**ASSIGNED TASK:** When the string "杰凡IT" appears in a line of the records, show the whole line.

**RECORDS SUPPLIED:**
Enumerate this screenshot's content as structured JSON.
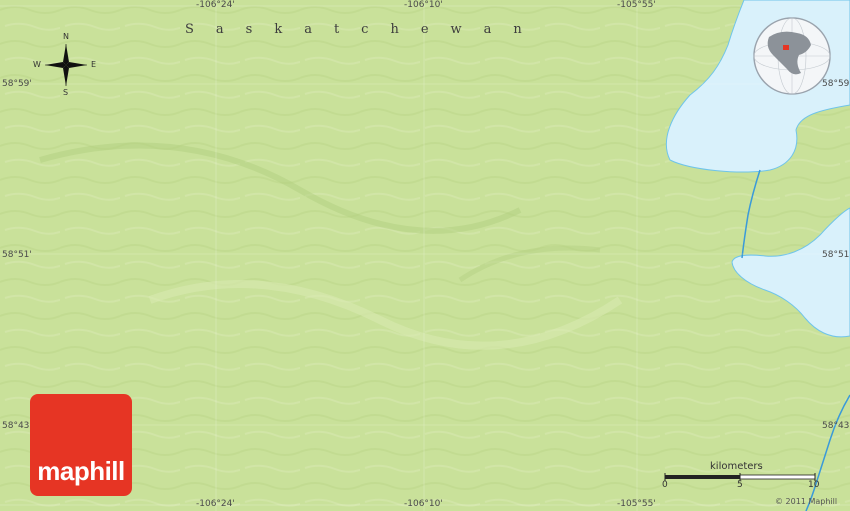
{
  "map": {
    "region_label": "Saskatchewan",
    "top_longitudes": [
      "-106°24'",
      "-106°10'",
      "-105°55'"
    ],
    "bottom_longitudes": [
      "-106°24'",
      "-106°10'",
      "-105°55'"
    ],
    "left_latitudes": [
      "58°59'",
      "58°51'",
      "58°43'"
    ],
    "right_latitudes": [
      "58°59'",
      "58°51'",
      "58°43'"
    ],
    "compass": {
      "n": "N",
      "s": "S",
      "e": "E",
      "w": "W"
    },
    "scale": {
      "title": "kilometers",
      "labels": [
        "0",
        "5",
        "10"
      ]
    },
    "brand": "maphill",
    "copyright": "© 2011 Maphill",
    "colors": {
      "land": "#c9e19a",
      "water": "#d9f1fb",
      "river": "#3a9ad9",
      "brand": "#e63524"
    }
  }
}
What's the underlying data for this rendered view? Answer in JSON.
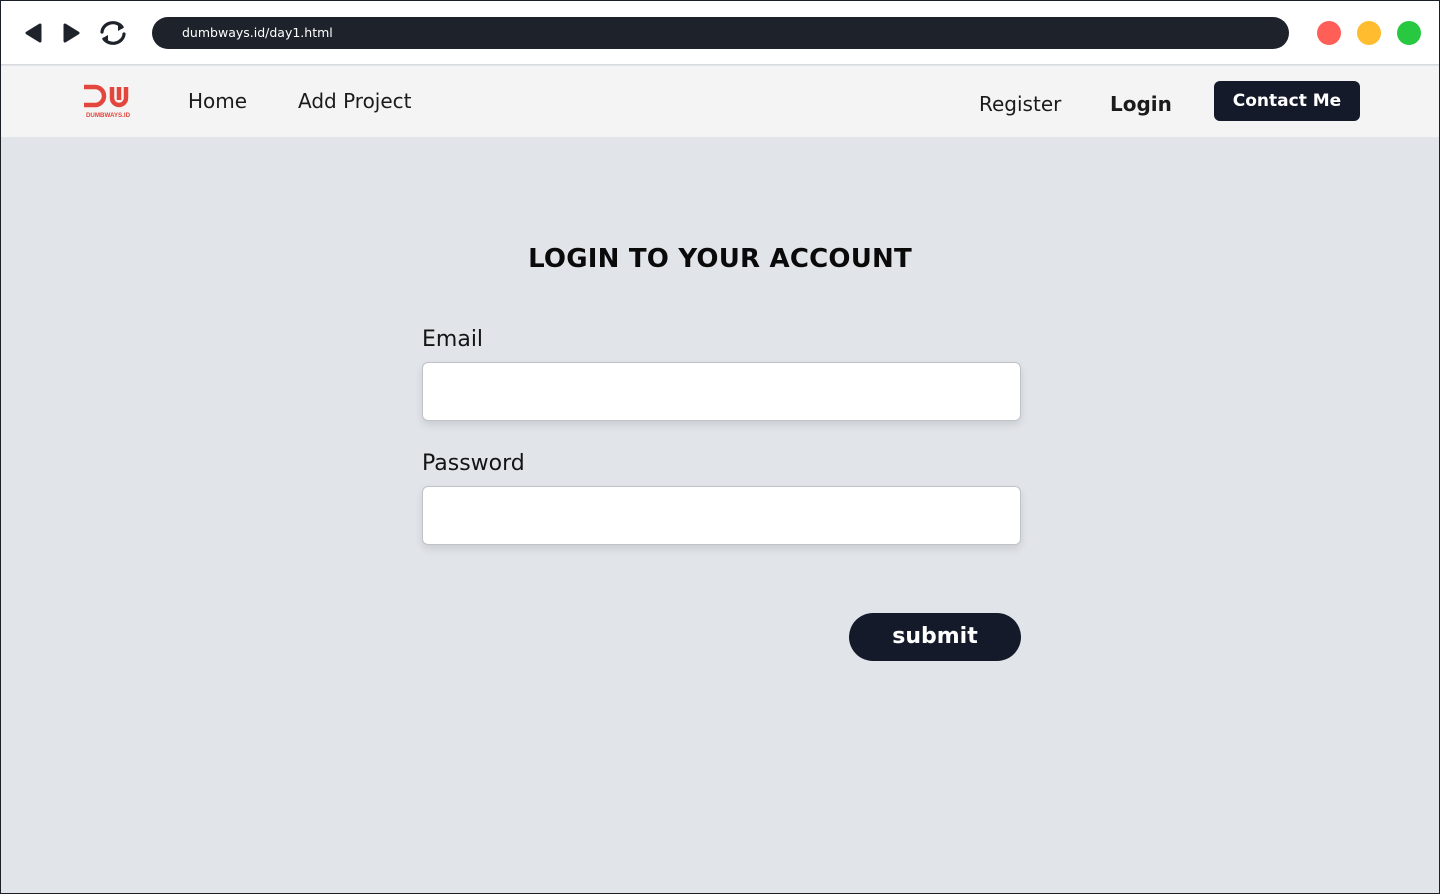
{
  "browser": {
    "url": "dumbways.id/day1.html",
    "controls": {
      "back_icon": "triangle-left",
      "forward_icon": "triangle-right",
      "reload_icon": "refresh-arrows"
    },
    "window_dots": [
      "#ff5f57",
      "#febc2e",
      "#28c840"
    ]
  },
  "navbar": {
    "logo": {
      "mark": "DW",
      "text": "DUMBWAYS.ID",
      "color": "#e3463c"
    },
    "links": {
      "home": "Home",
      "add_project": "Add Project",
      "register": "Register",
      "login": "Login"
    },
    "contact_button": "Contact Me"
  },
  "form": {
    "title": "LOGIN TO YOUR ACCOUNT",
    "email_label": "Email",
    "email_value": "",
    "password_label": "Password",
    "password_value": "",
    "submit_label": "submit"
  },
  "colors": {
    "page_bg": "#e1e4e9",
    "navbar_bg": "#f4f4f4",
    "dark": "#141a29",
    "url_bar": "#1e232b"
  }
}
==
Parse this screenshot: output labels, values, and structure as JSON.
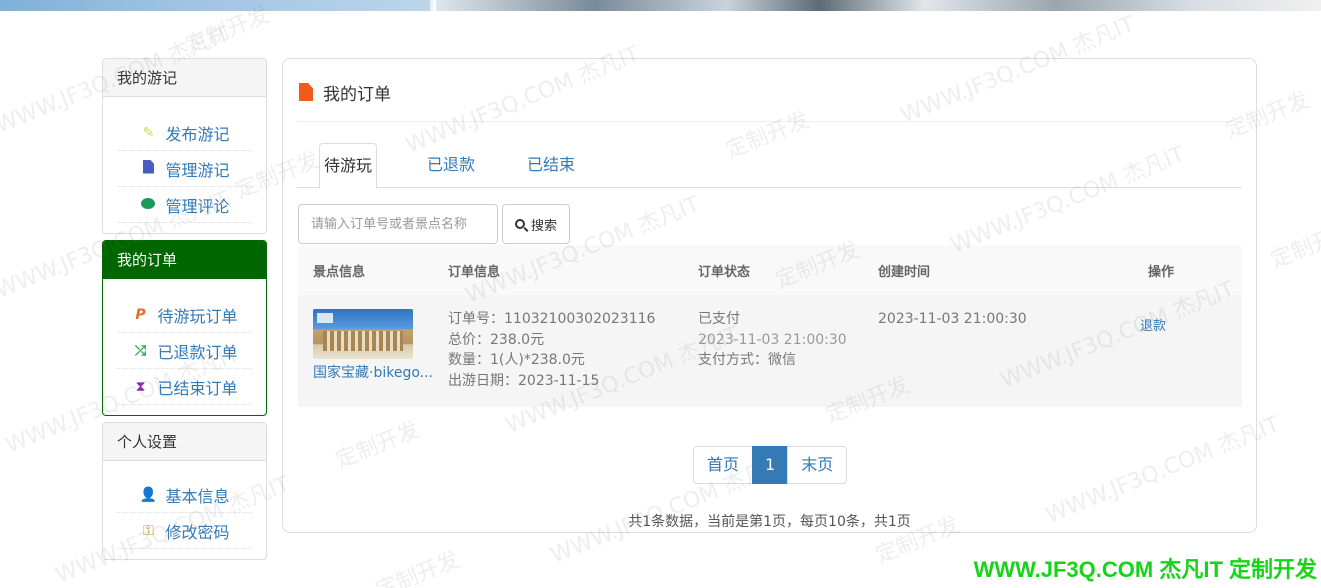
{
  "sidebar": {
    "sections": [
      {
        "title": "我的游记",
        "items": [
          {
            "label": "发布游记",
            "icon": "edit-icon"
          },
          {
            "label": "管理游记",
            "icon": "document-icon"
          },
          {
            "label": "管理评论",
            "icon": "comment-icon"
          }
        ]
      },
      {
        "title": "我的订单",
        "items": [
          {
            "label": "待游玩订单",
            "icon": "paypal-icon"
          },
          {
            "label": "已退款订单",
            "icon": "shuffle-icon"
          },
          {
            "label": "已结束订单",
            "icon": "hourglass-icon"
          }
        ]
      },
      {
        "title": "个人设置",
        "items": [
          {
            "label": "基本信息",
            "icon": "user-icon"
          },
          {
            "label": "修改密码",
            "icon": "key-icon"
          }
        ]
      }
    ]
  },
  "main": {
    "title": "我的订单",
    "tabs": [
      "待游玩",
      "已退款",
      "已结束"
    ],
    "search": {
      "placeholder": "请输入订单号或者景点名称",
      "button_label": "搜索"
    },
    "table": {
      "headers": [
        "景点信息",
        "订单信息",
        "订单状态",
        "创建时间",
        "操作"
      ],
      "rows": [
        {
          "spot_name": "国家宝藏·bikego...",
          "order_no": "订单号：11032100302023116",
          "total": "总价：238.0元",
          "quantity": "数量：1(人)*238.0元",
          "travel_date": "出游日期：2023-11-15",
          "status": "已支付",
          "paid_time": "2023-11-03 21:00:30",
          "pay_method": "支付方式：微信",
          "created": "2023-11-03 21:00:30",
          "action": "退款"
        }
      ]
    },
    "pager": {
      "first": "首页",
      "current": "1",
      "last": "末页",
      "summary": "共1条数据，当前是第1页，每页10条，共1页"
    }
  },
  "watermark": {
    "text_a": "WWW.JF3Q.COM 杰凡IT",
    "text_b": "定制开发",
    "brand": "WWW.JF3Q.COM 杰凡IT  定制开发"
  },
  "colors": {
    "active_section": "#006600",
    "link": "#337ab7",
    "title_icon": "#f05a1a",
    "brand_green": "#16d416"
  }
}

**EXPECTED ANSWER:**
    "text_a": "WWW.JF3Q.COM 杰凡IT",
    "brand": "WWW.JF3Q.COM 杰凡IT  定制开发"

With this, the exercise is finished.